**WHAT YOU WILL DO:** Filter the entries for the string "JSON". Copy each line that has it.

[Data records for software interfaces]
____
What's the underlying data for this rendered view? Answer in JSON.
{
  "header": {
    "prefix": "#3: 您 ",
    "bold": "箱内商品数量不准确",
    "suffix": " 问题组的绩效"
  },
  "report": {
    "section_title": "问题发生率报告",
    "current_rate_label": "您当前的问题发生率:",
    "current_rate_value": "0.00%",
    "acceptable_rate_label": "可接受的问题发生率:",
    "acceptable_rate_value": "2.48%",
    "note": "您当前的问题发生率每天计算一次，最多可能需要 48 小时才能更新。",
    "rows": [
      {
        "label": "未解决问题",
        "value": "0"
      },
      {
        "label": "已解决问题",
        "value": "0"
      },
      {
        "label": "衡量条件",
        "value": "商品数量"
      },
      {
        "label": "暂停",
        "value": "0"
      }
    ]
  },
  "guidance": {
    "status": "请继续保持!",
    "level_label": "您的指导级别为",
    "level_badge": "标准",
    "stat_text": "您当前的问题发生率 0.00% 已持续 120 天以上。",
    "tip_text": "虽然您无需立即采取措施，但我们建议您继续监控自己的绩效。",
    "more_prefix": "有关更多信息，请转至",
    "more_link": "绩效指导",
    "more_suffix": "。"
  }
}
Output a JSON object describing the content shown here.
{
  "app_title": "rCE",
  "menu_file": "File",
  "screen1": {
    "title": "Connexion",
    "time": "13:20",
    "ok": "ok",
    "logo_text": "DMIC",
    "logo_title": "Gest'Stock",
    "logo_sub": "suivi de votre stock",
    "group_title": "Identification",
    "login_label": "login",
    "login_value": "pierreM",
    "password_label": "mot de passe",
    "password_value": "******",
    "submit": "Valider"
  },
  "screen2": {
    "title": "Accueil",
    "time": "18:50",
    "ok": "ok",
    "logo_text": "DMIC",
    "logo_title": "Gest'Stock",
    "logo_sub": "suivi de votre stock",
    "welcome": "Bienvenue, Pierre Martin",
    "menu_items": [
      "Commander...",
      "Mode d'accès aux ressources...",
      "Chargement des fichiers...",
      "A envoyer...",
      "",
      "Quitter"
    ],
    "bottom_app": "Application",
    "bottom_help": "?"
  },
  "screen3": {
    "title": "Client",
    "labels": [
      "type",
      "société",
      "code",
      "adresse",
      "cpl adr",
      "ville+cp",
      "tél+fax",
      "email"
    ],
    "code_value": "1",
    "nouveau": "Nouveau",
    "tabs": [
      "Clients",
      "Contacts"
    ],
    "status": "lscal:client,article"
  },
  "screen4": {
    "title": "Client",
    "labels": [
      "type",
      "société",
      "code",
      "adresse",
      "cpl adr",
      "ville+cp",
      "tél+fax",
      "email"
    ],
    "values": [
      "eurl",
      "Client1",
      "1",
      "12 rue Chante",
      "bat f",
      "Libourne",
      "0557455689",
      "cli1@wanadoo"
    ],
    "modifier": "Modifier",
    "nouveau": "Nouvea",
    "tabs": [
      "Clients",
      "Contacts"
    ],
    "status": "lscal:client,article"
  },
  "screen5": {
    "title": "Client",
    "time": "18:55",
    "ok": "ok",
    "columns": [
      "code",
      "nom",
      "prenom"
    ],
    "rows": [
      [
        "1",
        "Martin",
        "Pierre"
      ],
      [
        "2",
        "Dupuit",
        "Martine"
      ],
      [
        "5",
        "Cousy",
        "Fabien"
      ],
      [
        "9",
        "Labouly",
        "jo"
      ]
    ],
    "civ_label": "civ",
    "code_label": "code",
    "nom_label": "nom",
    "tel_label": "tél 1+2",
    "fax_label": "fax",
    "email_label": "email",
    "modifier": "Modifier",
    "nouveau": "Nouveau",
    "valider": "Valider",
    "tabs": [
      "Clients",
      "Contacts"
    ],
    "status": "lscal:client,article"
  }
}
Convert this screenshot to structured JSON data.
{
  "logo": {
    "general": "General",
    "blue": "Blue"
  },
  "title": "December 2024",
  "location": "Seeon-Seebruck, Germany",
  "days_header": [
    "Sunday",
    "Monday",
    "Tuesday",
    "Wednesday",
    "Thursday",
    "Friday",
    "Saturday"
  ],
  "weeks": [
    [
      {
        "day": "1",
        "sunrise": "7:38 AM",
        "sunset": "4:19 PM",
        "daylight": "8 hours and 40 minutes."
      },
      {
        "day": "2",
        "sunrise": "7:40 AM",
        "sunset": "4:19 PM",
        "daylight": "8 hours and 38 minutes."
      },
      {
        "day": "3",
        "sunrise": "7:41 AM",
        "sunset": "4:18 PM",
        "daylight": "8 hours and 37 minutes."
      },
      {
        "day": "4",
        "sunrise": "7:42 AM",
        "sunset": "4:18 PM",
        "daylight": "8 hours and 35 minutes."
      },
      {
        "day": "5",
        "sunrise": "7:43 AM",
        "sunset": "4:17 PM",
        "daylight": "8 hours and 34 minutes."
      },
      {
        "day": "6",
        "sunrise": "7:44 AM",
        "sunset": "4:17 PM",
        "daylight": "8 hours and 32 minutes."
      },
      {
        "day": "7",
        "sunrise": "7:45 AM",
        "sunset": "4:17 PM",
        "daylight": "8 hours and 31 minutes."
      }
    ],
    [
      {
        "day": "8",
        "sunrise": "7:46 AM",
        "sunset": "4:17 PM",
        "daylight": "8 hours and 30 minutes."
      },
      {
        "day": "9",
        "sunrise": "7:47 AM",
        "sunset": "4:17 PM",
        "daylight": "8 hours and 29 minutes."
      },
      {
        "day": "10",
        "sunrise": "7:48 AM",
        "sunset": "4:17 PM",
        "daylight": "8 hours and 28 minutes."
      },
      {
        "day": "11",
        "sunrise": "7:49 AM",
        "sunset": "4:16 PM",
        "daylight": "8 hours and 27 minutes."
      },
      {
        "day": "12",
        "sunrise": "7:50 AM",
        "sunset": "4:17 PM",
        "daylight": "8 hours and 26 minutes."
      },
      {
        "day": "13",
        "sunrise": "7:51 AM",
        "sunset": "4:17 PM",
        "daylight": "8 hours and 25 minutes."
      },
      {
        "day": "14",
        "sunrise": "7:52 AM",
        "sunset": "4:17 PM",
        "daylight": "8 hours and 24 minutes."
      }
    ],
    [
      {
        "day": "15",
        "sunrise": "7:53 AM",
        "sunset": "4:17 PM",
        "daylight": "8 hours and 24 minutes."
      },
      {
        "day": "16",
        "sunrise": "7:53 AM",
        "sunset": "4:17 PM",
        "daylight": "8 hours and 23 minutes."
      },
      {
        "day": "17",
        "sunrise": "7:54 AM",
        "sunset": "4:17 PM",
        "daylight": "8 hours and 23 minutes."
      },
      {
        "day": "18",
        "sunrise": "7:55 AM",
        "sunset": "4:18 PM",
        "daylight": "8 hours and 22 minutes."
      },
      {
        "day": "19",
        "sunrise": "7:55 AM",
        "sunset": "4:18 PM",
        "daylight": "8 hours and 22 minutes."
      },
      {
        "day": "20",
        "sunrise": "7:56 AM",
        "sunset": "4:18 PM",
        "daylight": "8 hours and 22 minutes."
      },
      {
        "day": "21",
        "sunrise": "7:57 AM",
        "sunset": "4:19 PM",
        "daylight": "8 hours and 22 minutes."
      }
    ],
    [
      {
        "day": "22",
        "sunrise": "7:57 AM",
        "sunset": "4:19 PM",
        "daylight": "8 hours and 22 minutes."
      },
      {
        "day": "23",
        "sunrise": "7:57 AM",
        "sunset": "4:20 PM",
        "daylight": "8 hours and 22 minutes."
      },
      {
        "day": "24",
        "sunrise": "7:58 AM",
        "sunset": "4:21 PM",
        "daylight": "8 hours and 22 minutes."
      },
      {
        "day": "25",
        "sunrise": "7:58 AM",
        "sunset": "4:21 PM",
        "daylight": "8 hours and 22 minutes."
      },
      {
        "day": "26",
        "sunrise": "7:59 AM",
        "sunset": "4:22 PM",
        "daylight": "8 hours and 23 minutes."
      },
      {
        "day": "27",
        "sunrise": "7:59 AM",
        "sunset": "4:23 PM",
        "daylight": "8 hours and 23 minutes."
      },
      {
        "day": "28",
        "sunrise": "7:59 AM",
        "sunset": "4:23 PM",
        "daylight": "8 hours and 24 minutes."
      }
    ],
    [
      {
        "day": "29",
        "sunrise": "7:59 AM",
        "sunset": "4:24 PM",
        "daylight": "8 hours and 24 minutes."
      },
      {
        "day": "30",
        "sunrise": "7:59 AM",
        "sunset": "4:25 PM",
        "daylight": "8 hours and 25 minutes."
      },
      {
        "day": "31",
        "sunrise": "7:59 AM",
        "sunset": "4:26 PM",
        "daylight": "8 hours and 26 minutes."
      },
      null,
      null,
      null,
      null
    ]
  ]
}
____
**SOLUTION:**
What's the underlying data for this rendered view? Answer in JSON.
Output a JSON object describing the content shown here.
Convert this screenshot to structured JSON data.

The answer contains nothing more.